The Executive Order 6, signed by Buhari on July 5, empowers the Attorney General of the Federation (AGF) to liaise with relevant agencies to temporarily seize properties linked with corruption. The properties will be seized pending investigations and the conclusion of a trial in order to ensure that the assets are not dissipated.
The judgment upholding the executive order was delivered by Justice Ijeoma Ojukwu, at the Federal High Court in Abuja. Justice Ojukwu stated that the constitution has granted the President powers to issue executive orders for the execution of policies by the executive arm of government, provided that those orders do not breach the separation of powers between the executive and legislative arms of government.
Judge Ojukwu added that the Executive Order is not in violation of citizens’ rights to own property, however, it is informed by the President’s willingness to ensure said properties are not squandered.
Two lawyers, Ikenga Ugochinyere and Kenneth Udeze, have said they will appeal the court’s judgment as the Order has no legal basis and ought to be easily upturned on appeal. They have also argued that the Order violates peoples’ rights to own property and potentially denies a fair hearing to property owners.
Since the incumbent government discovered the power of Executive Orders in 2017 when Acting President Yemi Osinbajo signed the EO1 on Ease of Doing Business, the administration has been releasing them rapidly. Only this week President Buhari signed his eight executive order in less than two years.
Executive Order 6 has however been the most contentious one because of its potential to be used as a tool of victimization against political opponents of the government.

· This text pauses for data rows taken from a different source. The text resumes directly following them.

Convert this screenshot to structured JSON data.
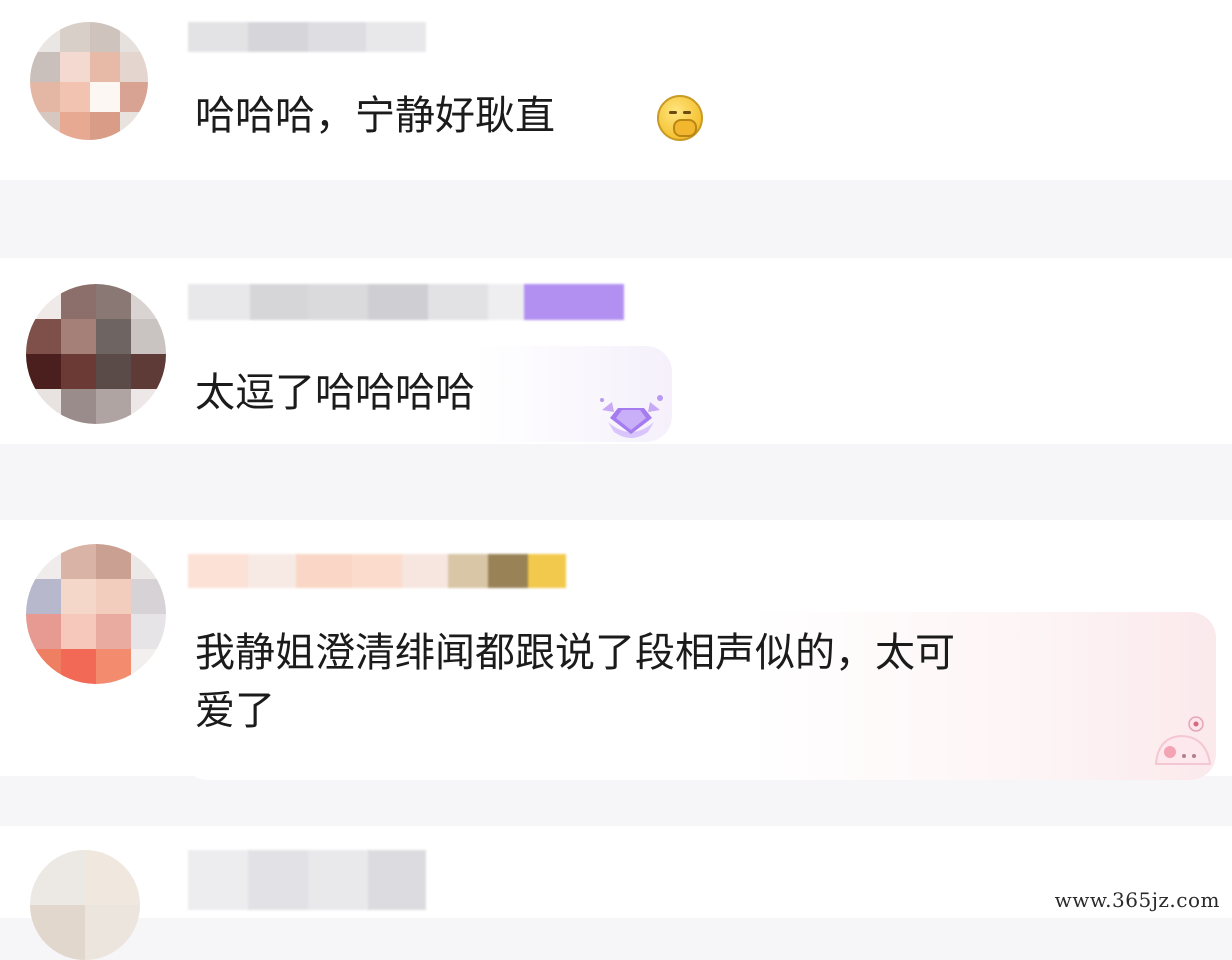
{
  "comments": [
    {
      "text": "哈哈哈，宁静好耿直",
      "emoji": "face-with-hand-over-mouth-emoji"
    },
    {
      "text": "太逗了哈哈哈哈",
      "badge": "purple-gem-badge"
    },
    {
      "text": "我静姐澄清绯闻都跟说了段相声似的，太可\n爱了",
      "badge": "cute-sticker-badge"
    }
  ],
  "watermark": "www.365jz.com",
  "colors": {
    "background": "#f6f6f8",
    "card": "#ffffff",
    "text": "#1b1b1b",
    "vip_purple": "#a57cf0",
    "bubble_pink": "#fdf1f4"
  }
}
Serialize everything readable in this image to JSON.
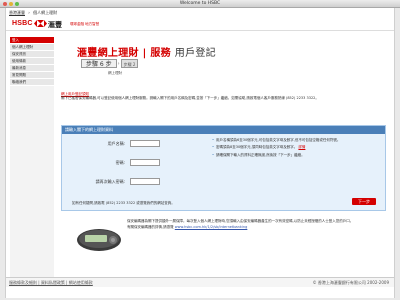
{
  "window": {
    "title": "Welcome to HSBC"
  },
  "breadcrumb": {
    "items": [
      "香港滙豐",
      "個人網上理財"
    ]
  },
  "brand": {
    "logo_text": "HSBC",
    "chinese_name": "滙豐",
    "tagline": "環球金融 地方智慧",
    "colors": {
      "brand_red": "#d40000",
      "panel_blue": "#4a7fb8",
      "panel_bg": "#e6f1fb"
    }
  },
  "sidebar": {
    "items": [
      "登入",
      "個人網上理財",
      "保安資訊",
      "使用條款",
      "最新消息",
      "常見問題",
      "聯絡我們"
    ]
  },
  "page": {
    "title_prefix": "滙豐網上理財",
    "title_sep": "|",
    "title_link": "服務",
    "title_main": "用戶登記",
    "step_current": "步驟 6 步",
    "step_next": "步驟 2",
    "step_sub": "網上理財"
  },
  "info": {
    "heading": "網上用戶登記須知",
    "text": "閣下已獲發保安編碼器,可以登記使用個人網上理財服務。請輸入閣下的用戶名稱及密碼,並按「下一步」繼續。如需協助,請致電個人客戶服務熱線 (852) 2233 3322。"
  },
  "form": {
    "header": "請輸入閣下的網上理財資料",
    "label_username": "用戶名稱:",
    "label_password": "密碼:",
    "label_confirm": "請再次輸入密碼:",
    "username_value": "",
    "password_value": "",
    "confirm_value": "",
    "tip1_text": "用戶名稱須為6至30個字元,可包括英文字母及數字,但不可包括空格或任何符號。",
    "tip2_text": "密碼須為8至30個字元,須同時包括英文字母及數字。",
    "tip2_link": "詳情",
    "tip3_text": "請確保閣下輸入的資料正確無誤,然後按「下一步」繼續。",
    "next_label": "下一步",
    "bottom_note": "如有任何疑問,請致電 (852) 2233 3322 或瀏覽我們的網站查詢。"
  },
  "device": {
    "description": "保安編碼器為閣下提供額外一層保障。每次登入個人網上理財時,您須輸入由保安編碼器產生的一次有效密碼,以防止未經授權的人士登入您的戶口。",
    "link_intro": "有關保安編碼器的詳情,請瀏覽",
    "link": "www.hsbc.com.hk/1/2/sb/internetbanking"
  },
  "footer": {
    "left": "服務條款及細則 | 資料私隱政策 | 網站使用條款",
    "right": "© 香港上海滙豐銀行有限公司 2002-2009"
  }
}
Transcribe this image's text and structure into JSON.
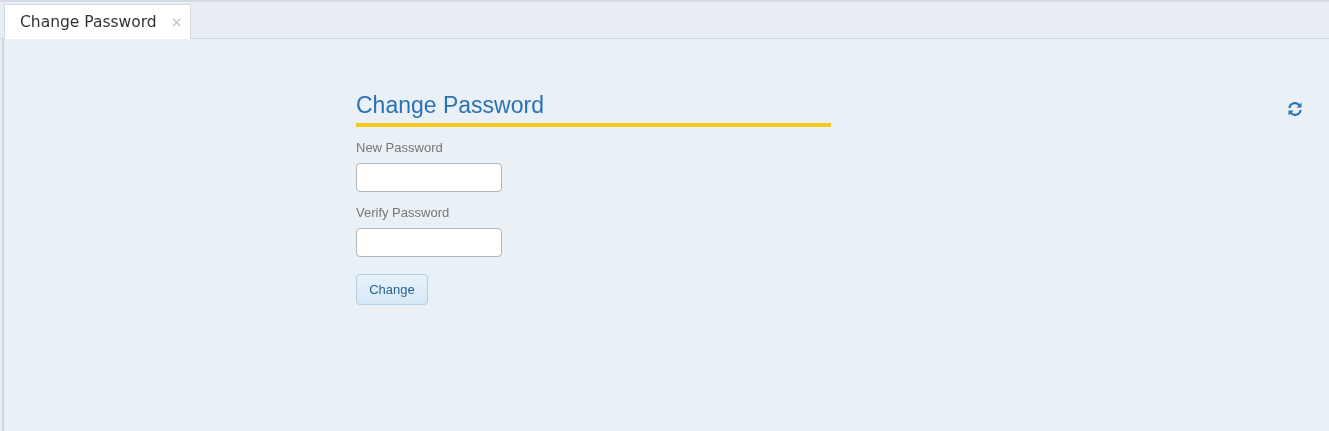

The order contains several provisions believed to be outside the powers of the president by law.
The order provides that it would “protect from dissipation… the assets of any Nigerian citizen within the territory of the federal republic of Nigeria… known to be a current or former government official who is or has been complicit in or has been engaged in corrupt practices…” The argument by those opposed to the order is that it is not the place of the executive to determine who is complicit in corrupt practices – it is the place of the courts.
Ultimately, this is a case that should be decided by the Supreme Court.